This perspective was voiced at a community meeting that I attended last year in a working-class neighborhood, where a spokesperson from a community council welcomed the community police force but said that the collective in her neighborhood needed to remain armed to protect residents when the force was off duty at night.
Furthermore, police officers I have interviewed see the law and the previous resolutions passed as restricting only officers and those citizens who respect laws. They also see these “restrictions” as putting their lives in danger. For example, the resolution passed last year that banned the sale of guns has made police officers feel like they are in constant danger, as they attribute the rise in officer deaths in Caracas to criminals hunting down and killing officers for their weapons.
Speaking about the ban on guns in public places, one officer asked me what an officer is supposed to do when he goes out with his family at a mall or shopping center.

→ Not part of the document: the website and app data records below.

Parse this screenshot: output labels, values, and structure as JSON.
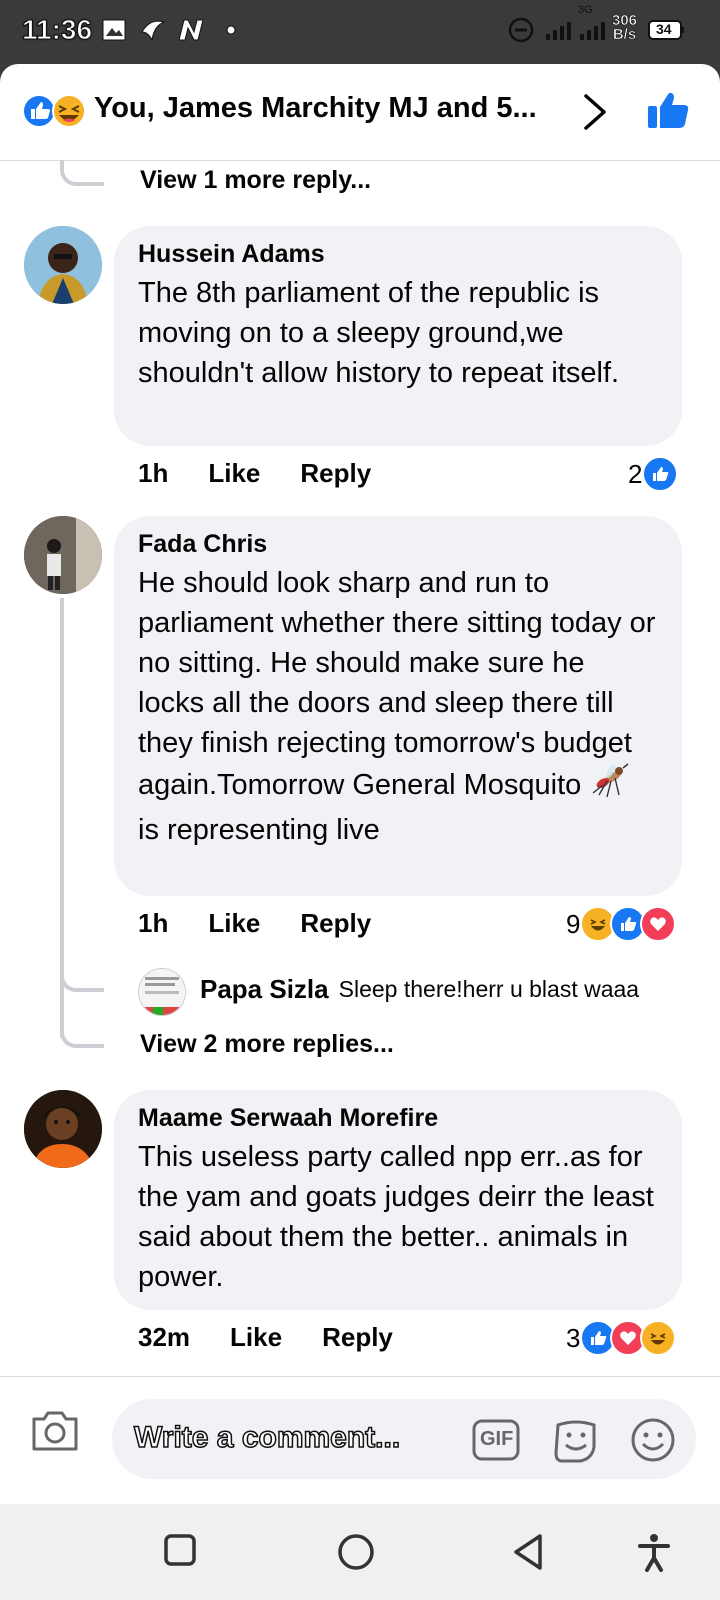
{
  "status": {
    "time": "11:36",
    "network": "3G",
    "speed_top": "306",
    "speed_bottom": "B/s",
    "battery": "34"
  },
  "header": {
    "title": "You, James Marchity MJ and 5..."
  },
  "thread": {
    "view_more_top": "View 1 more reply...",
    "view_more_mid": "View 2 more replies..."
  },
  "comments": [
    {
      "name": "Hussein Adams",
      "text": "The 8th parliament of the republic is moving on to a sleepy ground,we shouldn't allow history to repeat itself.",
      "time": "1h",
      "like": "Like",
      "reply": "Reply",
      "reaction_count": "2"
    },
    {
      "name": "Fada Chris",
      "text_a": "He should look sharp and run to parliament whether there sitting today or no sitting. He should make sure he locks all the doors and sleep there till they finish rejecting tomorrow's budget again.Tomorrow General Mosquito ",
      "text_b": " is representing live",
      "time": "1h",
      "like": "Like",
      "reply": "Reply",
      "reaction_count": "9"
    },
    {
      "name": "Maame Serwaah Morefire",
      "text": "This useless party called npp err..as for the yam and goats judges deirr the least said about them the better.. animals in power.",
      "time": "32m",
      "like": "Like",
      "reply": "Reply",
      "reaction_count": "3"
    }
  ],
  "nested_reply": {
    "name": "Papa Sizla",
    "text": "Sleep there!herr  u blast waaa"
  },
  "composer": {
    "placeholder": "Write a comment...",
    "gif_label": "GIF"
  },
  "colors": {
    "like_blue": "#1877f2",
    "love_red": "#f33e58",
    "haha_yellow": "#f7b125",
    "bubble": "#f0f2f5"
  }
}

“Who does this law disarm?” he asked me. “You have to leave your gun at home, so you go out with your family with a greater chance that you and your family will be killed. The problem is that those who write the laws are not police officers. [Politicians] go out with their 25 bodyguards and nothing is going to happen to them. But an officer who has put 20 criminals in jail and has forgotten all of their faces? Those criminals will never forget the face of the officer who arrested them. So I show up to this mall with my family unarmed, and they arrive and kill me. So who is disarmed? [The law] disarms the police.”